The Balochistan Liberation Charter (BLC) is both a roadmap and a contract that guarantees the Baloch nation that there will be democracy, justice and freedom for all the citizens of Balochistan. It is also meant to inform the international community about the kind of state the Baloch people are aspiring to establish. The ongoing struggle for independence is with the intention to establish a country whose constitutional make-up will be premised on the tenets of democracy, secularism, liberty and equality; qualities that have hardly been seen in the political dispensations in Pakistan at any given time.
The BLC also addresses some very important issues including the relations between state and religion to clear the aim of Baloch struggle for liberation. For example, the article 4 of BLC reads as following:
“Article: 4- The Baloch national struggle is a secular movement. It is for the separation of religion from state and politics. It is for the power of reason and in opposition to any religious and ideological dogma.”
Addressing the question on how Balochistan will create a semblance of free and fair democracy and on how it proposes to conduct elections once it gains independence, the charter has the following to say:
“Article: 14- The legal and moral legitimacy of the political system that governs Balochistan stems from decisions of the liberated people of Balochistan in free and democratic general elections, monitored by UN and other independent bodies and observed by national and international media.”
The Baloch masses consider the Liberation Charter a ray of hope which recognizes their sacrifices, guarantees them equal rights in all spheres of life and promises them a bright future. The neighboring countries of Balochistan and all the other free nations of the world should also be glad to know that an independent Balochistan will have equal respect for all its neighbors and will cooperate with them for the mutual interest of nations.
The free and democratic Balochistan will also work dutifully with other free and democratic nation for maintaining peace in world unlike Pakistan, which exports religious extremists to international world and blackmails them in the name of war on terror. The Article 63 of BLC has the answer to the current world concerns:

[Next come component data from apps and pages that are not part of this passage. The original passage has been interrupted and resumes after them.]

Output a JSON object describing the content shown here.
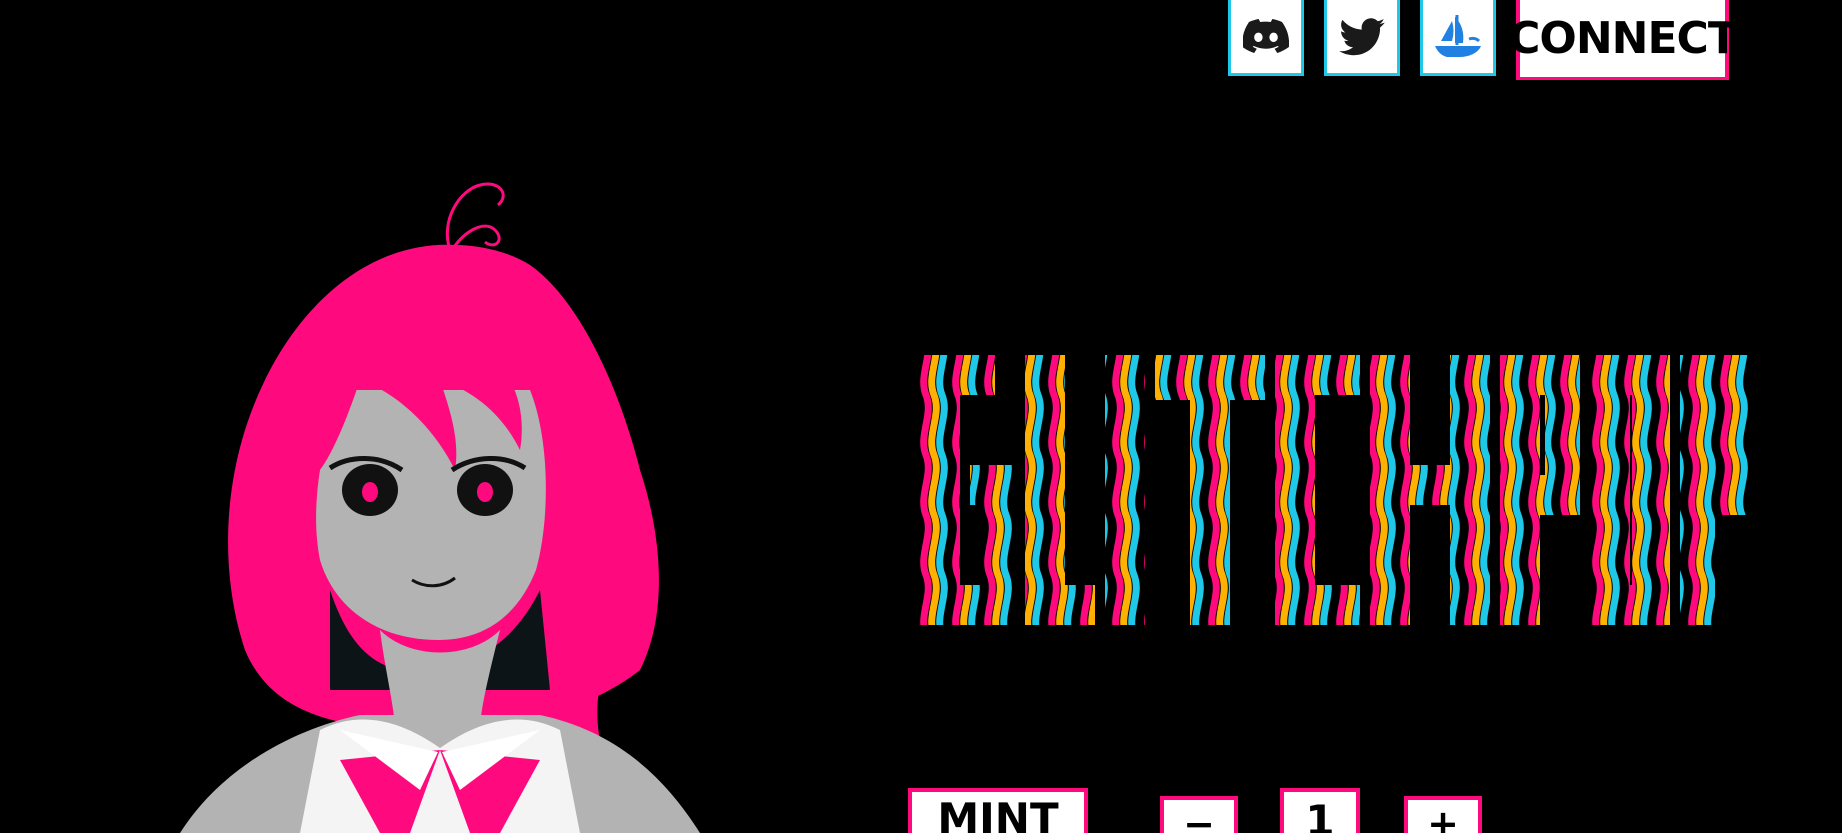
{
  "nav": {
    "discord_icon": "discord-icon",
    "twitter_icon": "twitter-icon",
    "opensea_icon": "opensea-icon",
    "connect_label": "CONNECT"
  },
  "mint": {
    "mint_label": "MINT",
    "decrement_label": "−",
    "quantity": "1",
    "increment_label": "+"
  },
  "colors": {
    "background": "#000000",
    "pink": "#ff0a7e",
    "cyan": "#1ec8e6",
    "orange": "#ffb000",
    "green": "#1ee87a",
    "skin": "#b3b3b3",
    "shirt": "#f4f4f4",
    "discord_blue": "#2b2b2b",
    "opensea_blue": "#2081e2"
  }
}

“Article: 63- A free and democratic Balochistan will work dutifully for national, regional and world peace and economic prosperity. It will work actively with the international human rights organizations and institutions that are working for world peace. It strongly believes in upholding international laws and codes and will proactively encourage living in peace with all its neighbours, respecting their rights and cooperating in the pursuit of mutual interest and economic prosperity.”
The world has high expectations from the genuine leadership of Baloch nation to play a key role in upholding world peace and combating religious extremism. Even though the US, NATO are fighting ‘unknown’ terrorists who have been supervised and secured by their ‘known sponsors’ for many years, but these battles have hardly managed to generate the kind of results that have been expected of them.
Since the Balochistan Liberation Charter is still open to suggestions and feedback from the international friends of Balochistan, the people of Balochistan must cooperate with those friends to help the nation draft a comprehensive charter and make it a national document for the people of Balochistan and the international supporters of the Baloch struggle.
To view the Balochistan Liberation Charter in its present form and to offer your suggestions on it, kindly click on the following links.
This article originally appeared on The South Asia Monitor
(Sobdar Baloch is a human rights activist and journalist writing on issues related to Balochistan. He can be reached at: firstname.lastname@example.org)
The Afghan Tribune | Sobdar Baluch | Published: April 09, 2016, 03:24 PM